::: Record excerpts :::

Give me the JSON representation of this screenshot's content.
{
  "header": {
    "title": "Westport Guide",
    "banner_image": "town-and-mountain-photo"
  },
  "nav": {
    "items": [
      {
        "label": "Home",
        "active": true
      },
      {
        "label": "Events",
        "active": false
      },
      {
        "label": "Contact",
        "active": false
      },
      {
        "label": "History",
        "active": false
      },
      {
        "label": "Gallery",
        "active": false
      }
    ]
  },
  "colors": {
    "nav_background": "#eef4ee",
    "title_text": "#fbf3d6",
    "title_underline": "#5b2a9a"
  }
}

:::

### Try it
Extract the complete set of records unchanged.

### Response to this exercise
Give me the JSON representation of this screenshot's content.
{
  "header": {
    "title": "Westport Guide",
    "banner_image": "town-and-mountain-photo"
  },
  "nav": {
    "items": [
      {
        "label": "Home",
        "active": true
      },
      {
        "label": "Events",
        "active": false
      },
      {
        "label": "Contact",
        "active": false
      },
      {
        "label": "History",
        "active": false
      },
      {
        "label": "Gallery",
        "active": false
      }
    ]
  },
  "colors": {
    "nav_background": "#eef4ee",
    "title_text": "#fbf3d6",
    "title_underline": "#5b2a9a"
  }
}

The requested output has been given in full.